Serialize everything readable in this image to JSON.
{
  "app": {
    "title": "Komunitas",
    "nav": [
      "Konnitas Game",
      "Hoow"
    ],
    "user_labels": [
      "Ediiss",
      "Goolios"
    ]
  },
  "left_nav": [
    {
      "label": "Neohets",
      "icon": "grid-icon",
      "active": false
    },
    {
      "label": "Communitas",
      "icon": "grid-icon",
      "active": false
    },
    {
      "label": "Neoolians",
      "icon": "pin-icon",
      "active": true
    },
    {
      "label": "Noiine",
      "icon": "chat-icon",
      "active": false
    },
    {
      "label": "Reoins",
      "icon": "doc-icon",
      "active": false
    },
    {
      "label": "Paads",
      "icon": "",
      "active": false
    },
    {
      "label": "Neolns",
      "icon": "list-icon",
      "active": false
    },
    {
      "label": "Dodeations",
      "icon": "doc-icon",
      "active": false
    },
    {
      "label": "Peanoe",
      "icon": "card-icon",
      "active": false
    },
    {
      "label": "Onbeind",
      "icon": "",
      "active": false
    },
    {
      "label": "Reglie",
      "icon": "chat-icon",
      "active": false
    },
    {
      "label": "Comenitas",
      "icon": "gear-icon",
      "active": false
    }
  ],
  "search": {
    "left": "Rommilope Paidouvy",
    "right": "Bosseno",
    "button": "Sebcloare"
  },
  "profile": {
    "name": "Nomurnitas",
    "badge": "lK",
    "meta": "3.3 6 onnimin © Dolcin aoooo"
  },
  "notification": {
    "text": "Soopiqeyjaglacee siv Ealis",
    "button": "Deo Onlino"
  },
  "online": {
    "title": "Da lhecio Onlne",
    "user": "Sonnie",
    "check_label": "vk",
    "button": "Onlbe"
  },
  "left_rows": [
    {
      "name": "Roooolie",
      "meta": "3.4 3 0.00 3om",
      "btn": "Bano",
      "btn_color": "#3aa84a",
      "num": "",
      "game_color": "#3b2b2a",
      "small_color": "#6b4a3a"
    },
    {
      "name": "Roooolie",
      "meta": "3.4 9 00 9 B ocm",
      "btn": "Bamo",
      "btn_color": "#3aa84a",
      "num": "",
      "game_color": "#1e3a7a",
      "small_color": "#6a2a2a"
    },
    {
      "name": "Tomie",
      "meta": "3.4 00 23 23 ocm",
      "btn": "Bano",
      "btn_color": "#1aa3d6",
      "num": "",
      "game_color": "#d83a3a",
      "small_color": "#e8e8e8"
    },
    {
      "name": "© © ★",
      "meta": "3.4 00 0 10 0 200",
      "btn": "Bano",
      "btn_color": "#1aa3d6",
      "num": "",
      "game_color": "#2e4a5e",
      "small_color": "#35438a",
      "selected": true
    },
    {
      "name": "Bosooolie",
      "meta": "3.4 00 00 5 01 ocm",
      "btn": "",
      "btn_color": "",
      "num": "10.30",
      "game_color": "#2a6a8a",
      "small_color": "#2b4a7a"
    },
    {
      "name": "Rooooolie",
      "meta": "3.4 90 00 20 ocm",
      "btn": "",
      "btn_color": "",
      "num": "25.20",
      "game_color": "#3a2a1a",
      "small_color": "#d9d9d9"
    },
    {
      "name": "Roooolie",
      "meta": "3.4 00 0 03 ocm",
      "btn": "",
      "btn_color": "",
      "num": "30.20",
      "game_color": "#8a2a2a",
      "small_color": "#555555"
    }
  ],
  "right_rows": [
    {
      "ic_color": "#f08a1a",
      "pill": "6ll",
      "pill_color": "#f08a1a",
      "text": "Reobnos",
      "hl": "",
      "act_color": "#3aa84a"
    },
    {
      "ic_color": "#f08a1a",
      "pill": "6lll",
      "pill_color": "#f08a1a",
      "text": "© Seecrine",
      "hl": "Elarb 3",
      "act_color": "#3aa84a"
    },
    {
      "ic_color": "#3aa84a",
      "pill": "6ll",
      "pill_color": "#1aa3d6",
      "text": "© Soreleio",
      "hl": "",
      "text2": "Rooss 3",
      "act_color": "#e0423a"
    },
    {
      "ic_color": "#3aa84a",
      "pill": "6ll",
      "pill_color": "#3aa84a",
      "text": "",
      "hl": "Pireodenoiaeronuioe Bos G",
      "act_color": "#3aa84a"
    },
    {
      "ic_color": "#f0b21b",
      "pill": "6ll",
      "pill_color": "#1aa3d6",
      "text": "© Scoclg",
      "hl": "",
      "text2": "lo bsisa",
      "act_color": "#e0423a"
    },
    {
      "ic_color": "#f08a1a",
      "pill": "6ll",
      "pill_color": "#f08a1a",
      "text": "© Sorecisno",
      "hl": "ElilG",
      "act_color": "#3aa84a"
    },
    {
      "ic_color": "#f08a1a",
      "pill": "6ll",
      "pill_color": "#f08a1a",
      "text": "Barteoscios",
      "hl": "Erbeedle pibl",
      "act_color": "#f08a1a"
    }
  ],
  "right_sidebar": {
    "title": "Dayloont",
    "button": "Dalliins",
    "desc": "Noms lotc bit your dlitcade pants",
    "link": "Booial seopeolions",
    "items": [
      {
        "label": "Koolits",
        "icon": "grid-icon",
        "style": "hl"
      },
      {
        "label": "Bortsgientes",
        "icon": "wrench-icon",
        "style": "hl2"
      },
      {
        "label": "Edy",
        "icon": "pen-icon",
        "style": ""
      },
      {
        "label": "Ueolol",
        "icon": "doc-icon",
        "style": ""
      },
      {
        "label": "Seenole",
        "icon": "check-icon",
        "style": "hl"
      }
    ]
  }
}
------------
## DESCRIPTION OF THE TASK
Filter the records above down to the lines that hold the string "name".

## TASK OUTPUT
    "name": "Nomurnitas",
      "name": "Roooolie",
      "name": "Roooolie",
      "name": "Tomie",
      "name": "© © ★",
      "name": "Bosooolie",
      "name": "Rooooolie",
      "name": "Roooolie",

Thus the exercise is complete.